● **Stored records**

━━━━━━━━━━━━━━━━━━━━━━━━━━━━━━

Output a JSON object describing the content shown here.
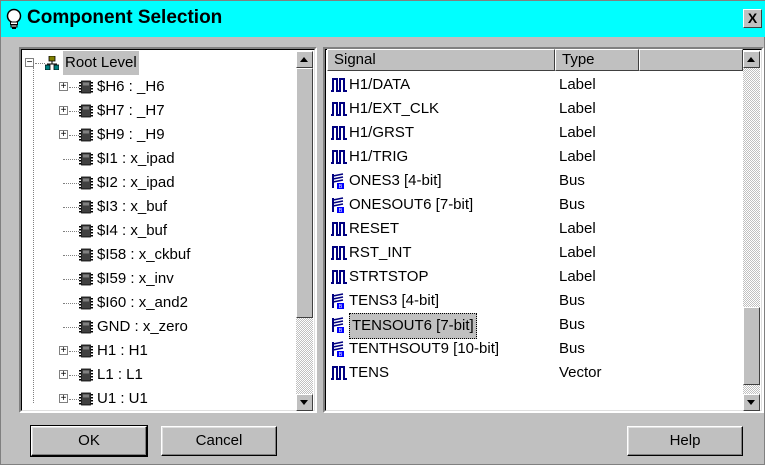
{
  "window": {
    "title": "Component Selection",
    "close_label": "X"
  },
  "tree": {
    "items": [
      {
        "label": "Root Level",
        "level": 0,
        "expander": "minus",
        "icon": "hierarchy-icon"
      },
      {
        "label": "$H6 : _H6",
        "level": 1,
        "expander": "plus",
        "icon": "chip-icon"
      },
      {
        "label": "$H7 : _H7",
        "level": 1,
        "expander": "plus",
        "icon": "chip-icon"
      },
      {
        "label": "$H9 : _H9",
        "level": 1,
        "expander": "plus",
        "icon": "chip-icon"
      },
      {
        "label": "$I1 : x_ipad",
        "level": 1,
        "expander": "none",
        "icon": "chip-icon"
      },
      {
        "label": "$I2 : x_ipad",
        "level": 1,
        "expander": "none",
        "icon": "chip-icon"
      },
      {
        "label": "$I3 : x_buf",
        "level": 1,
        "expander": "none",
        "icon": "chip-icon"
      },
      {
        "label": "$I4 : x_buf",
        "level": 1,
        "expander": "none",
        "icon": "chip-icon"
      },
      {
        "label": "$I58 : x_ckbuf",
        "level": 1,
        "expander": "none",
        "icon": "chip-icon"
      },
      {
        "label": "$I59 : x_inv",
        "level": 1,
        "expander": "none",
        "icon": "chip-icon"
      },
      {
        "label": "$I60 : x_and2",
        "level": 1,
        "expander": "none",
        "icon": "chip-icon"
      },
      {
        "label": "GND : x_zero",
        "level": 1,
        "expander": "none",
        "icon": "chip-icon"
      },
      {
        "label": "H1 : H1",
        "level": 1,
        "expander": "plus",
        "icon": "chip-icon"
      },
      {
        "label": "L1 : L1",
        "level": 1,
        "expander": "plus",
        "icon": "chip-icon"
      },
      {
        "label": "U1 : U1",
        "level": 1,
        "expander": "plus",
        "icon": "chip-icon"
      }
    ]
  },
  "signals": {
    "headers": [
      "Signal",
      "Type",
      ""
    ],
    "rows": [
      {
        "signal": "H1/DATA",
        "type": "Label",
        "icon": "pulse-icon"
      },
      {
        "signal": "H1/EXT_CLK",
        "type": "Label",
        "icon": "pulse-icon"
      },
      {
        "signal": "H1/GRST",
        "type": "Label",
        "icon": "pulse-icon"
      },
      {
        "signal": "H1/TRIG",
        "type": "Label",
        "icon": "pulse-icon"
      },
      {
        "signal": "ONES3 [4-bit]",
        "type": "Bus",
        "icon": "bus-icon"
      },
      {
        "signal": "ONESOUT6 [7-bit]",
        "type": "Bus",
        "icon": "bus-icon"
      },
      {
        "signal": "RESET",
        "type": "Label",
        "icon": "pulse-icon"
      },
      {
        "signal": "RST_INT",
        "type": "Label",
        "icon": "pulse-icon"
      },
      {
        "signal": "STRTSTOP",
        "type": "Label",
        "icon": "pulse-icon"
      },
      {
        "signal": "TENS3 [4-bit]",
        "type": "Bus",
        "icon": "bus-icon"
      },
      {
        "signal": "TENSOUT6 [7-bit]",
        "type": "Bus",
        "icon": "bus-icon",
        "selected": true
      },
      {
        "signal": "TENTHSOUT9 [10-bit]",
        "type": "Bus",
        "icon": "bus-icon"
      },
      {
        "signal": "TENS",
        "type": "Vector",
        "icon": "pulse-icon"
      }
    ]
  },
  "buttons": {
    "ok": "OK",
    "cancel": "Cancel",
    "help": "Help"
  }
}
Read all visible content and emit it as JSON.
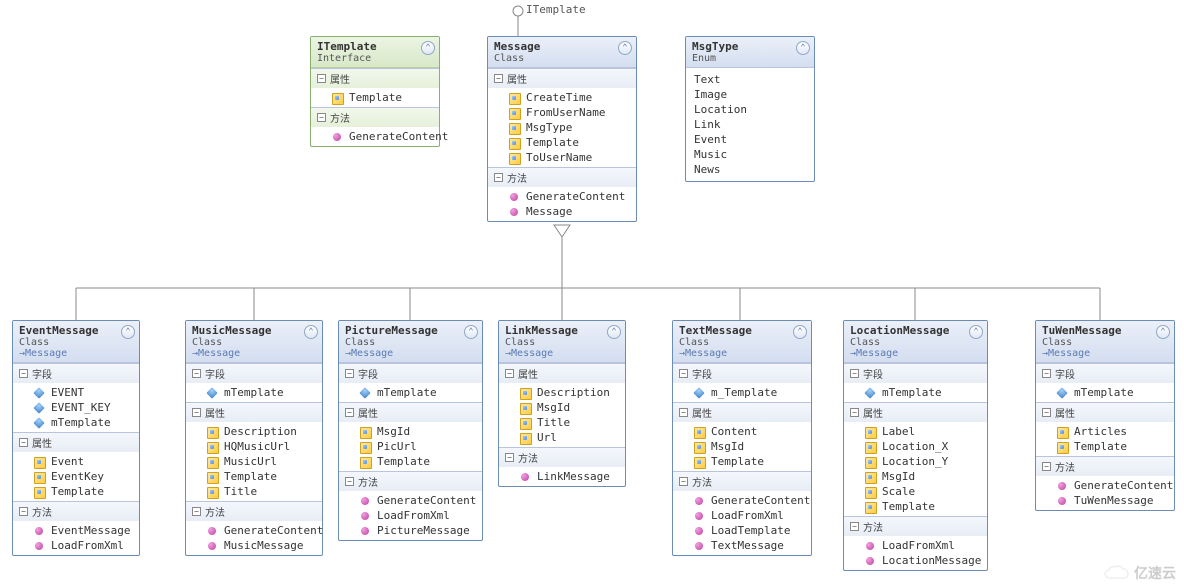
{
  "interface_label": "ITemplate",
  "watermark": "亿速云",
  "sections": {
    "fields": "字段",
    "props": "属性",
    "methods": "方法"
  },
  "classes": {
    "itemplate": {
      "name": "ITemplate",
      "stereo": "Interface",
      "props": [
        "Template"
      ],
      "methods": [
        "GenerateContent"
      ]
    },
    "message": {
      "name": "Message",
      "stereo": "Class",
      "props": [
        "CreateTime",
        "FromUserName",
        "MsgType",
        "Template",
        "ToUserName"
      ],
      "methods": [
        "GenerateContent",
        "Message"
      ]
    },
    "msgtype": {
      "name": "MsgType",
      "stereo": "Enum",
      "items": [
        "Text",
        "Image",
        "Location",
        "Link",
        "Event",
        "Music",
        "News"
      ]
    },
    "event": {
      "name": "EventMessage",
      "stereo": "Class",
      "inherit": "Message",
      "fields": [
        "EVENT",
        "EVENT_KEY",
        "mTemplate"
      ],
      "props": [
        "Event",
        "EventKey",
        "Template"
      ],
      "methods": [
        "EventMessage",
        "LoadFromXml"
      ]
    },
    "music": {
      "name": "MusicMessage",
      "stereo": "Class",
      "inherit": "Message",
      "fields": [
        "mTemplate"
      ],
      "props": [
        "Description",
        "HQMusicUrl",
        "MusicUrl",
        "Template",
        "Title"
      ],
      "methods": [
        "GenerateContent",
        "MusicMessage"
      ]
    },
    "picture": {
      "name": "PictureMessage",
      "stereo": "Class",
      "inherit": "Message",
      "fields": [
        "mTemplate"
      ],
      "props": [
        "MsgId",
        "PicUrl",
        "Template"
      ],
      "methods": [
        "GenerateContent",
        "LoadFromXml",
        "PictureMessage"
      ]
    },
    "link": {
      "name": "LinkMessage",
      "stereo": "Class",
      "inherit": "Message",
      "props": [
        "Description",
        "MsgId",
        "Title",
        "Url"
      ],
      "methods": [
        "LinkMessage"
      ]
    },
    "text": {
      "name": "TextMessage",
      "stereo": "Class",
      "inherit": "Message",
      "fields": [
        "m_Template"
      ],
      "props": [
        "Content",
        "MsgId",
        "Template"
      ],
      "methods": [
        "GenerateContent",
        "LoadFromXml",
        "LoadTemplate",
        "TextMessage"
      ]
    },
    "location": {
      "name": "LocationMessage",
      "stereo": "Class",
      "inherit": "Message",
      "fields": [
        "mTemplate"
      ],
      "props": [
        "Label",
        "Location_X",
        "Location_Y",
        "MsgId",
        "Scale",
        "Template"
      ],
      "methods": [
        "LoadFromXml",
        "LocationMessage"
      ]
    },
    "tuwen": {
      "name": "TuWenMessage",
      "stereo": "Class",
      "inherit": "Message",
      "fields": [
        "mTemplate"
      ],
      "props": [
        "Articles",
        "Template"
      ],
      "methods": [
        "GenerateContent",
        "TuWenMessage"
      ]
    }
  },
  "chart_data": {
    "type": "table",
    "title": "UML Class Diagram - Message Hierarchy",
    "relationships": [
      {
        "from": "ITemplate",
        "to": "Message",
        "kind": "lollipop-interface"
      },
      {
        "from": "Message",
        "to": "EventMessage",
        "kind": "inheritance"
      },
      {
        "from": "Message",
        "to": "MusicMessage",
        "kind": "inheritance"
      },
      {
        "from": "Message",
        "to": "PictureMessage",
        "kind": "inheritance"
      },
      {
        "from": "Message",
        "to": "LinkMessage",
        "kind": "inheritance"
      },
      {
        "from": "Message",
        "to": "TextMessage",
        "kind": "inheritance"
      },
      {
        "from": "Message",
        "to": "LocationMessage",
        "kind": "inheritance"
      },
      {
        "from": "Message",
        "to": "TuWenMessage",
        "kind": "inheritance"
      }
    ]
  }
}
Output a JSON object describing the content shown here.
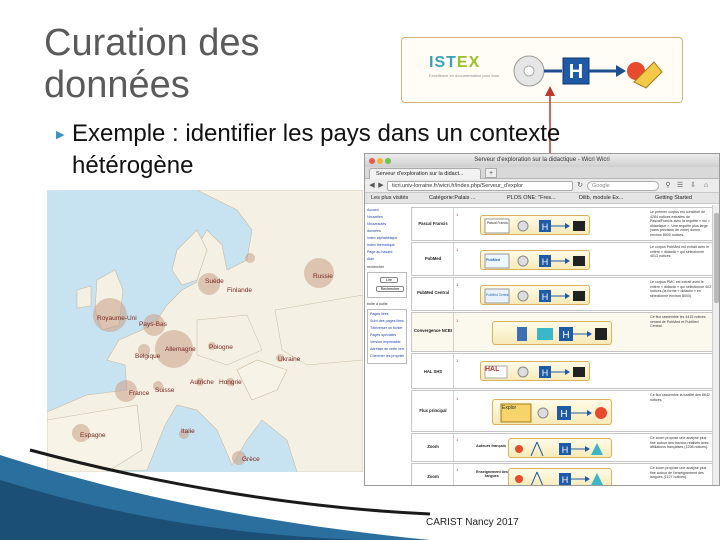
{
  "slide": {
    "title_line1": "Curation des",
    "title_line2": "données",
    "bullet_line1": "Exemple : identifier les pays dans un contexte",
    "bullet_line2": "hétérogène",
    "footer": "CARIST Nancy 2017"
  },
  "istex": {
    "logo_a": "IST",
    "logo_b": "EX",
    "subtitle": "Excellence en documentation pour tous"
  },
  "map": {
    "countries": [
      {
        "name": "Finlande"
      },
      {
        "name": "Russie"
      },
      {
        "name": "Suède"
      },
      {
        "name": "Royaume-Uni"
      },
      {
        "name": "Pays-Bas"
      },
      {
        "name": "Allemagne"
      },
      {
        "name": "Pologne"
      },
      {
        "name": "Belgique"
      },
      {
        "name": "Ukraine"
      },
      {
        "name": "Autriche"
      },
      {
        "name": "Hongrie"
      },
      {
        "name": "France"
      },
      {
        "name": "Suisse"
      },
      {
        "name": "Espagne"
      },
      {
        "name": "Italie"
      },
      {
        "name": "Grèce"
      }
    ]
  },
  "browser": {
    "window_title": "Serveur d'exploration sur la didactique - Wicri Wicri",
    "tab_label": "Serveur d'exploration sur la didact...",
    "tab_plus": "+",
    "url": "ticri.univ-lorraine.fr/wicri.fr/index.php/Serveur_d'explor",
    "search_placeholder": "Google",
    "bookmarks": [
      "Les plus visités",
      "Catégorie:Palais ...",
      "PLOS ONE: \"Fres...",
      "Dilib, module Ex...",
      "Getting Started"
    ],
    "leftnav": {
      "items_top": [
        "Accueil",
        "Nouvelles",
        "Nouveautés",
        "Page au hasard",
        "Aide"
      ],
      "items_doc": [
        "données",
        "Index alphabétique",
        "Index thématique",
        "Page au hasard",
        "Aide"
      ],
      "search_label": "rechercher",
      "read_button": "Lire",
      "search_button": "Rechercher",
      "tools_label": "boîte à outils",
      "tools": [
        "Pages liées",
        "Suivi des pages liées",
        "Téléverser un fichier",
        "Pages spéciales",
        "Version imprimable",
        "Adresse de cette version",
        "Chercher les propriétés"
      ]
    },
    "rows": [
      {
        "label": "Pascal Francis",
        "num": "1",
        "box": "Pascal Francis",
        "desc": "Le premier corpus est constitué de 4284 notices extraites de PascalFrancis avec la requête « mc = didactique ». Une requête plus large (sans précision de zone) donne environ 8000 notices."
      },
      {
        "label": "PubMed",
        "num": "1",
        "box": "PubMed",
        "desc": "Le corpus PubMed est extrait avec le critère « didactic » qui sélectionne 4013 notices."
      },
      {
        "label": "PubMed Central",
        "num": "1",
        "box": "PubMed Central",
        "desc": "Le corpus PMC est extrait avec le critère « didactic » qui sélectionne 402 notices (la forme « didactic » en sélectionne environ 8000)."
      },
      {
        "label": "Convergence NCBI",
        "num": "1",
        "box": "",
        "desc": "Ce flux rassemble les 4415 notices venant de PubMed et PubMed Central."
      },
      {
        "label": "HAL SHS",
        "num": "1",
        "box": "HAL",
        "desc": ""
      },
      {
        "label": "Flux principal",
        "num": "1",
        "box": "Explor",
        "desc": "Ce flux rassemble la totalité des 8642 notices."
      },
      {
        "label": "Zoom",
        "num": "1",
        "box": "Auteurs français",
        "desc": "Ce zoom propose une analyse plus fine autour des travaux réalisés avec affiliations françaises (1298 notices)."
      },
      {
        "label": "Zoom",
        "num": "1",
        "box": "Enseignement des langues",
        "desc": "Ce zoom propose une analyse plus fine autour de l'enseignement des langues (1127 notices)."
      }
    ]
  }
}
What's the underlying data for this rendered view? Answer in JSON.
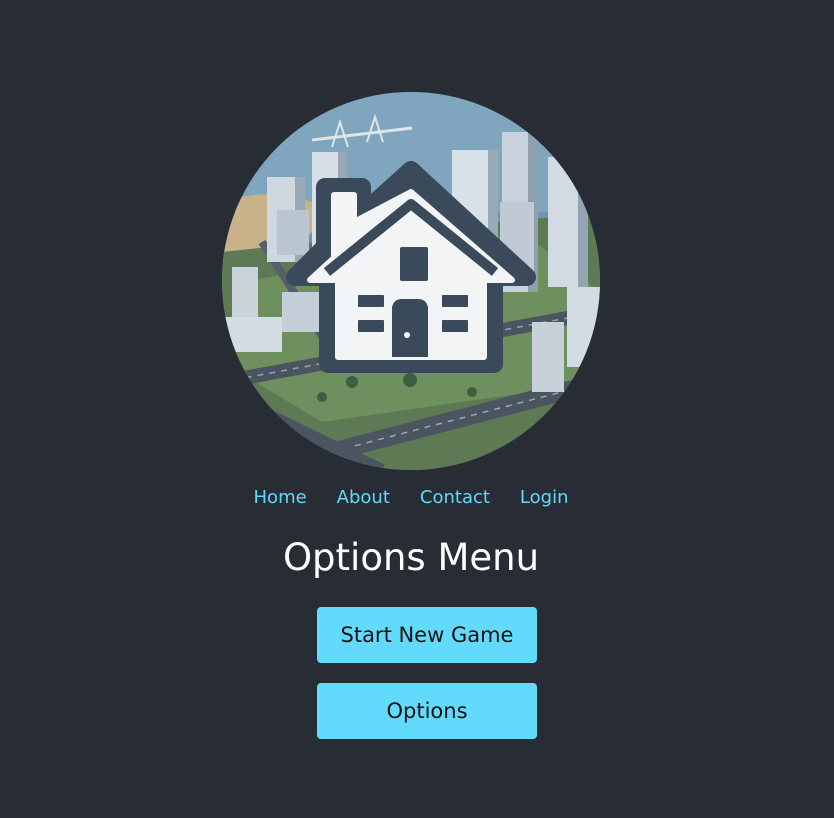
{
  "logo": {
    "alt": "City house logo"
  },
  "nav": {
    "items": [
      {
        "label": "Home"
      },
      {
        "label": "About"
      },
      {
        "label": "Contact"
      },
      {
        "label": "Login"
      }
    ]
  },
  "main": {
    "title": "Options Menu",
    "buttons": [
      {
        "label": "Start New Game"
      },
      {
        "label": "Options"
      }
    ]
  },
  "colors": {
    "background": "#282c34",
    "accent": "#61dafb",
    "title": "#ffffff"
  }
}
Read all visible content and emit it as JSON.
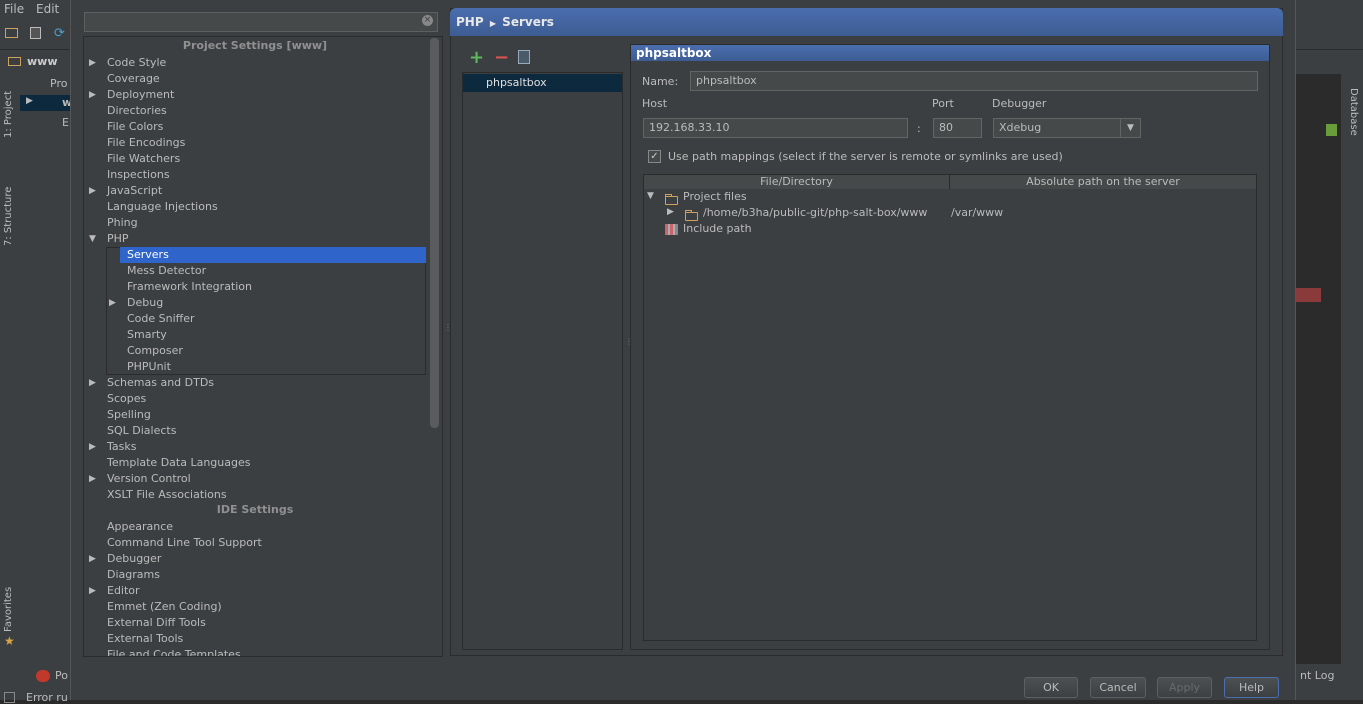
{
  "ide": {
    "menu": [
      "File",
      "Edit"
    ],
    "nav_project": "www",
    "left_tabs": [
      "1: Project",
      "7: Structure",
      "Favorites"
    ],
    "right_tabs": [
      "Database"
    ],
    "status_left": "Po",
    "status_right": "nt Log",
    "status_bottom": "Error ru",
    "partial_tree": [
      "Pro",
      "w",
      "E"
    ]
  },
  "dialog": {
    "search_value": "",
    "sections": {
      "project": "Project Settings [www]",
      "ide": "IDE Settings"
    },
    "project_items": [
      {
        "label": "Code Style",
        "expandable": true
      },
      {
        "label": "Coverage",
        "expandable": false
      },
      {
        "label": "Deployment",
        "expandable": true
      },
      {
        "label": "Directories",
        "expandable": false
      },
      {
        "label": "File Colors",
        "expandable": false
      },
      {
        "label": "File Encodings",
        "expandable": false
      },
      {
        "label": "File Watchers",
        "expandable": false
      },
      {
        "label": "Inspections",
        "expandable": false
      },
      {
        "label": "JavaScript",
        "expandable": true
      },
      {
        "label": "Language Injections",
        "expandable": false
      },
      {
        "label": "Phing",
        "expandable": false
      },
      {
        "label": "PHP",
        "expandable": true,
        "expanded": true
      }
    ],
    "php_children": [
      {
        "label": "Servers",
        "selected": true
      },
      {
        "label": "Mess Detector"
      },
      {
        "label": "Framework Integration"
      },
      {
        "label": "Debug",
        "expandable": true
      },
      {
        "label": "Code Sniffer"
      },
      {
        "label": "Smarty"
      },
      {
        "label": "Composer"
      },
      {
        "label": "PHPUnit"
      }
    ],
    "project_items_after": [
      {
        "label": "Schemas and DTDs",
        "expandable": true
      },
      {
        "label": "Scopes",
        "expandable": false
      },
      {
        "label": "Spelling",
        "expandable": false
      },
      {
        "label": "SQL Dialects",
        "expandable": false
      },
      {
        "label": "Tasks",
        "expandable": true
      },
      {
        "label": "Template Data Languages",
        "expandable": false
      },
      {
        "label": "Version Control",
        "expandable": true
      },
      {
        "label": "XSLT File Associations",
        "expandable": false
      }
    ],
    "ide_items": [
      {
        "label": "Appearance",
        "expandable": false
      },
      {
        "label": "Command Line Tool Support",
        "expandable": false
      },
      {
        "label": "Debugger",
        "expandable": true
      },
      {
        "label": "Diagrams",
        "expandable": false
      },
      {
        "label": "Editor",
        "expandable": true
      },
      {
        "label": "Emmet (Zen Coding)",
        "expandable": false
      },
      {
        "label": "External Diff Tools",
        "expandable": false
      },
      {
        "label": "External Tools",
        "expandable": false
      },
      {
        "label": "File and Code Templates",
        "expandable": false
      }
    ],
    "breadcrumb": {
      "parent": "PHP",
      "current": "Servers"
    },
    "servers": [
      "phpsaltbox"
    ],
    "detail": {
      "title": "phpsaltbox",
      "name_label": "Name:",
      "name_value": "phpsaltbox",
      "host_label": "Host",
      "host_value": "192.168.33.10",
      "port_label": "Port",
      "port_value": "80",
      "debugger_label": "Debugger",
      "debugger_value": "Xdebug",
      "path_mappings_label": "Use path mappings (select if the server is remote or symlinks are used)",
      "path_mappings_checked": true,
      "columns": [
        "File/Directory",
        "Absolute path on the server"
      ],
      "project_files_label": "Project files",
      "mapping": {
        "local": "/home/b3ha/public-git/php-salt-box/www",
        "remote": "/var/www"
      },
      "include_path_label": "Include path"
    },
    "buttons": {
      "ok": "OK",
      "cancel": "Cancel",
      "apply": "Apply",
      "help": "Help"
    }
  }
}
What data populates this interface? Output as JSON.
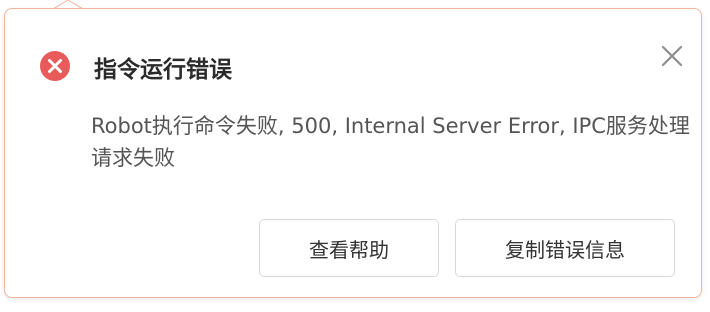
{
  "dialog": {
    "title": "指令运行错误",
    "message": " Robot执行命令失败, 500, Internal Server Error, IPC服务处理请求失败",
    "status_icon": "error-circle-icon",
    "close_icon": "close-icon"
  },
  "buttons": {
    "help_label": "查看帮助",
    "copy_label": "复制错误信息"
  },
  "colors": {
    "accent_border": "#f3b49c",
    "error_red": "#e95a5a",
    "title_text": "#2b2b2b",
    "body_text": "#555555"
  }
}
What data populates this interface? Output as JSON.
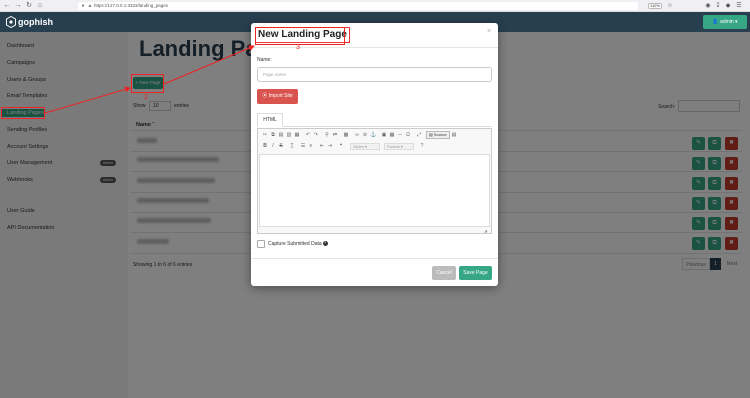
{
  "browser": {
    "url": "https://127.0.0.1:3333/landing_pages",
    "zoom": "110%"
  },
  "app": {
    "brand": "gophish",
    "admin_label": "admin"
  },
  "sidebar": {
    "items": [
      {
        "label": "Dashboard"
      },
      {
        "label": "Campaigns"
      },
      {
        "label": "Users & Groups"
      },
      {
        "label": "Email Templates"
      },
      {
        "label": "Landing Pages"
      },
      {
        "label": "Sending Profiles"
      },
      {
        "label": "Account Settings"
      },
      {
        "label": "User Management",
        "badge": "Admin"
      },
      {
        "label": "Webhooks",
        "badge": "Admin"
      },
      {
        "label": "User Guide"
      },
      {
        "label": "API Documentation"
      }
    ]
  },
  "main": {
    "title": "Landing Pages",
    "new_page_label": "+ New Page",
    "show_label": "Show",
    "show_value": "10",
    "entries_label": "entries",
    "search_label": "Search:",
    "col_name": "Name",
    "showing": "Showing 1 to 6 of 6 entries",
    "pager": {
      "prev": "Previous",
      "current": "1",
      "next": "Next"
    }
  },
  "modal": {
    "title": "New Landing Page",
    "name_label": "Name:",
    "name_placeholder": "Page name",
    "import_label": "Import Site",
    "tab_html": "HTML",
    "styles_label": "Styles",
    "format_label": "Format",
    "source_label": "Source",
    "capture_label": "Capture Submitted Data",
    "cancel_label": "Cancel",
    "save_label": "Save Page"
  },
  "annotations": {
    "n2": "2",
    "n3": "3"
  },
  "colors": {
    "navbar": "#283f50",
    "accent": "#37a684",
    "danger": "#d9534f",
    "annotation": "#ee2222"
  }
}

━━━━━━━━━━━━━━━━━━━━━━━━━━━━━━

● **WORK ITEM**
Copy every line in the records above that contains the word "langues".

● **ANSWER TO THE EXERCISE**
        "box": "Enseignement des langues",
        "desc": "Ce zoom propose une analyse plus fine autour de l'enseignement des langues (1127 notices)."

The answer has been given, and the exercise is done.